The Ohr HaMeir says that in life there are certain people who have it easy. Everything goes smooth for them and no obstacles stand in their way. They think that they have reached perfection, they are on top of the world. On the other hand some people cannot catch a break. Every time they make a move something goes wrong. Are they traveling on the wrong road?

The Ohr HaMeir explains with a Mashal. If someone is traveling on the road carrying a sack of wheat husks, his trip is easy. He can travel wherever he wants, for as long as he wants, feeling secure and knowing no one will rob him of his goods.
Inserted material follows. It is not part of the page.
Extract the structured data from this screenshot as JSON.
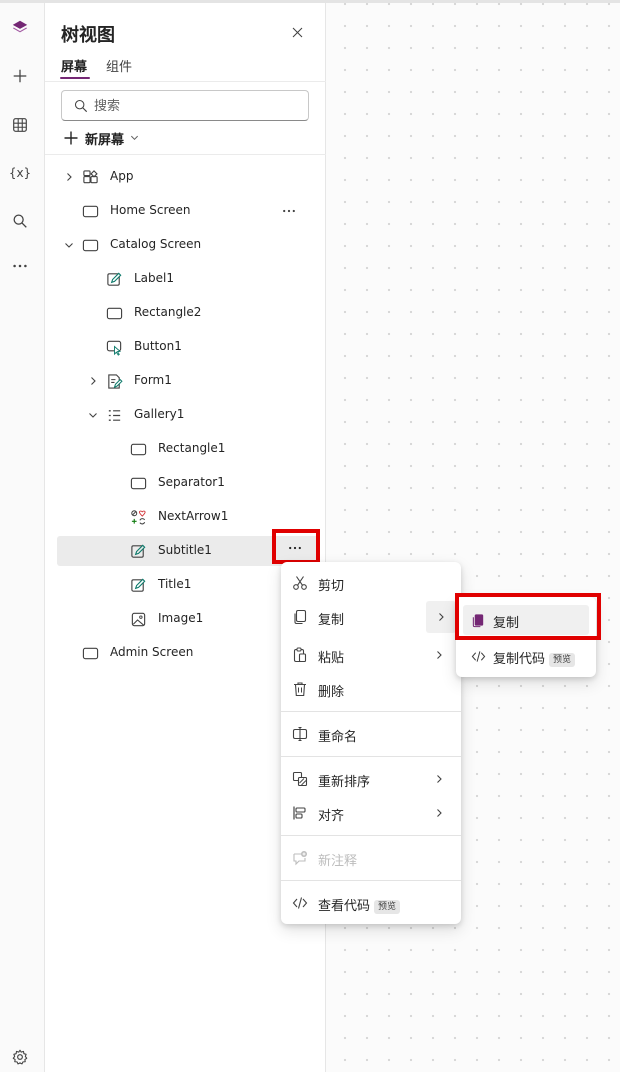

However, if he is carrying a satchel of precious stones he sweats every step, knowing that he is a hunted man.

Dovid HaMelech says in L'Dovid Hashem Ori [Tehilim 27:3] "Im Takum Alai Milchama B'Zos Ani Botei'ach" - if the enemy is constantly attacking me, in this I find confidence. Why? If my path in life was devoid of any value I would not encounter constant resistance from the Yetzer Hara. The fact that there is an obstacle in my path at every turn is a sign that I, my actions, goals, and ambitions are very valuable. So valuable that the Yetzer Hara is throwing all his resources at me to stop from accomplishing my dreams.


Source: Revach L'Neshama

Thursday, May 8, 2014